Before starting this position, I did my PhD in Juan Burrone’s lab at the MRC Centre for Neurodevelopmental Disorders at King’s College London  where I studied the rules governing the plasticity and development of chandelier cells in the mammalian cortex. Prior to my Ph.D I studied Neuroscience for my undergraduate at the University of Nottingham where I worked in in a diverse range of topics from molecular biology to anxiety research.

Aside from academia I worked for one year at Pfizer Inc. during my undergraduate degree where I studied new methods for the efficient differentiation of neural stem cells.

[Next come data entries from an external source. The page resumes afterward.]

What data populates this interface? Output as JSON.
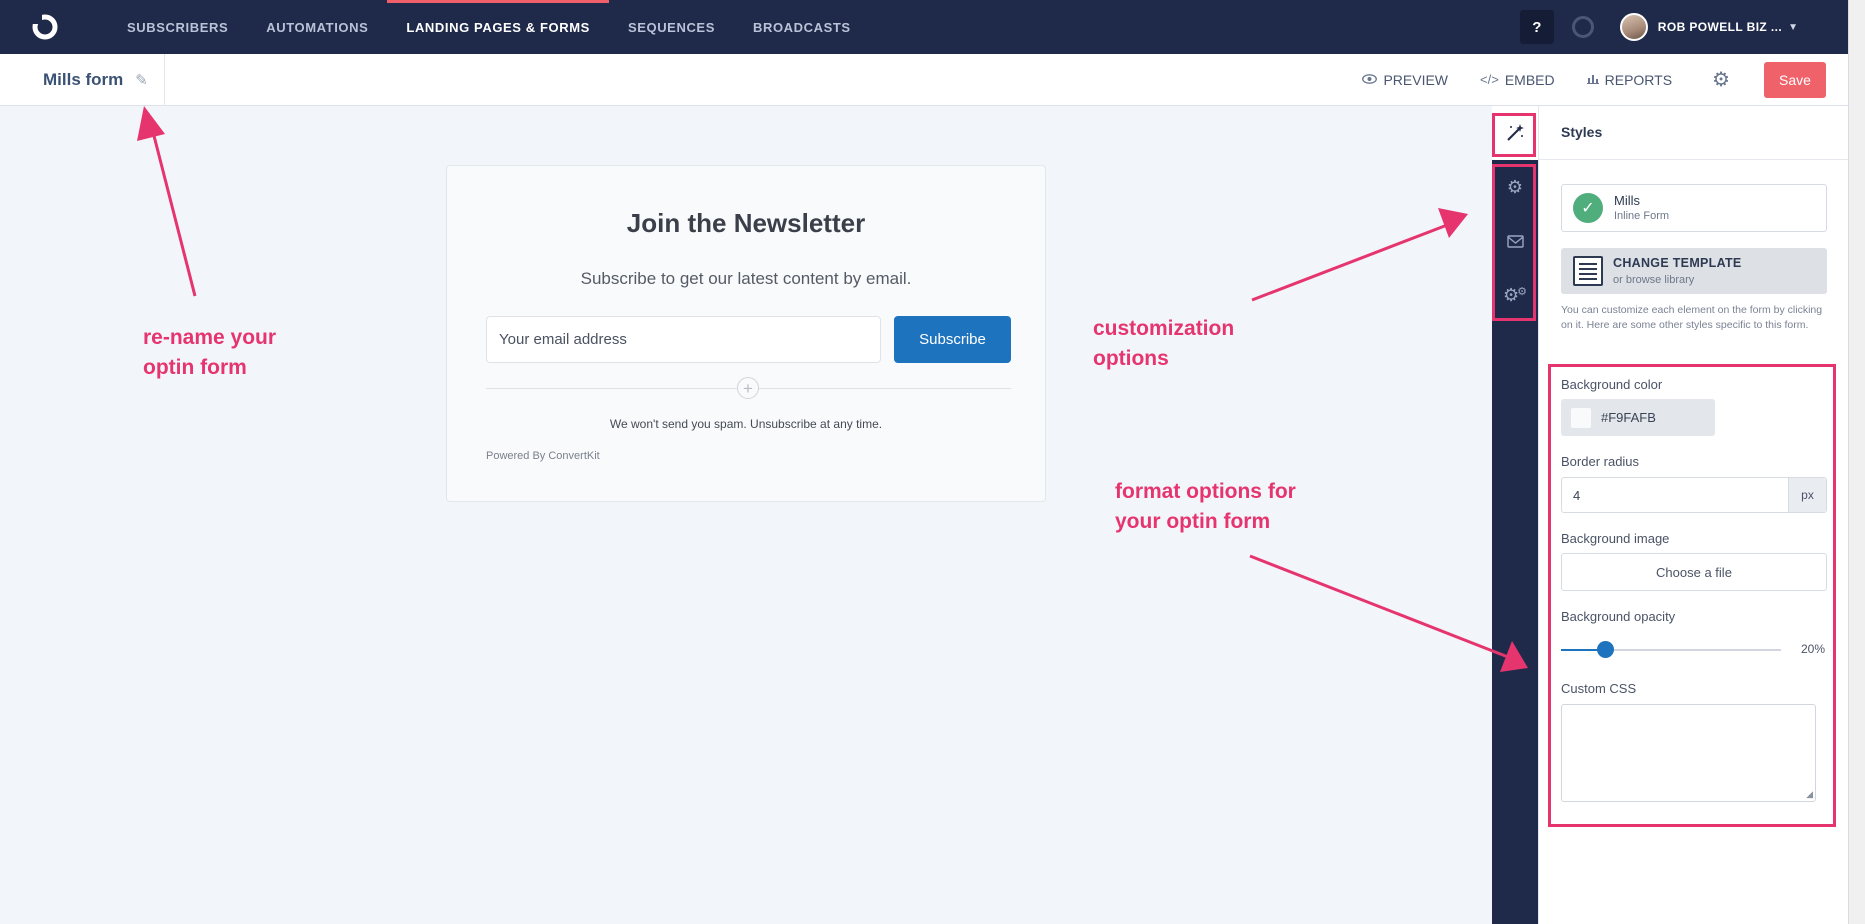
{
  "nav": {
    "items": [
      {
        "label": "SUBSCRIBERS"
      },
      {
        "label": "AUTOMATIONS"
      },
      {
        "label": "LANDING PAGES & FORMS"
      },
      {
        "label": "SEQUENCES"
      },
      {
        "label": "BROADCASTS"
      }
    ],
    "active_index": 2,
    "help_label": "?",
    "account_name": "ROB POWELL BIZ ..."
  },
  "subheader": {
    "form_title": "Mills form",
    "preview_label": "PREVIEW",
    "embed_label": "EMBED",
    "reports_label": "REPORTS",
    "save_label": "Save"
  },
  "form": {
    "title": "Join the Newsletter",
    "subtitle": "Subscribe to get our latest content by email.",
    "email_placeholder": "Your email address",
    "subscribe_label": "Subscribe",
    "spam_note": "We won't send you spam. Unsubscribe at any time.",
    "powered_by": "Powered By ConvertKit"
  },
  "panel": {
    "title": "Styles",
    "template_name": "Mills",
    "template_type": "Inline Form",
    "change_template_label": "CHANGE TEMPLATE",
    "change_template_sub": "or browse library",
    "help_text": "You can customize each element on the form by clicking on it. Here are some other styles specific to this form.",
    "background_color_label": "Background color",
    "background_color_value": "#F9FAFB",
    "border_radius_label": "Border radius",
    "border_radius_value": "4",
    "border_radius_unit": "px",
    "background_image_label": "Background image",
    "choose_file_label": "Choose a file",
    "background_opacity_label": "Background opacity",
    "background_opacity_value": "20%",
    "background_opacity_fraction": 0.2,
    "custom_css_label": "Custom CSS"
  },
  "annotations": {
    "rename_line1": "re-name your",
    "rename_line2": "optin form",
    "custom_line1": "customization",
    "custom_line2": "options",
    "format_line1": "format options for",
    "format_line2": "your optin form"
  },
  "colors": {
    "nav_bg": "#1f2a4a",
    "accent_red": "#f0626a",
    "button_blue": "#1e73be",
    "annotation_pink": "#e6356e"
  }
}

My research interests focus on how neuronal diversity allows optimal brain function and behavior.  The mammalian brain has an unparalleled number of cell types with distinct connectivity, neurochemical and electrophysiological properties. Why is this level of diversity necessary? what makes these distinct populations unique? how do different neuronal populations govern neuronal dynamics to generate appropriate computations?  To answer these questions I use a range of optogenetic, chemogenetic, imaging, computational and electrophysiological techniques.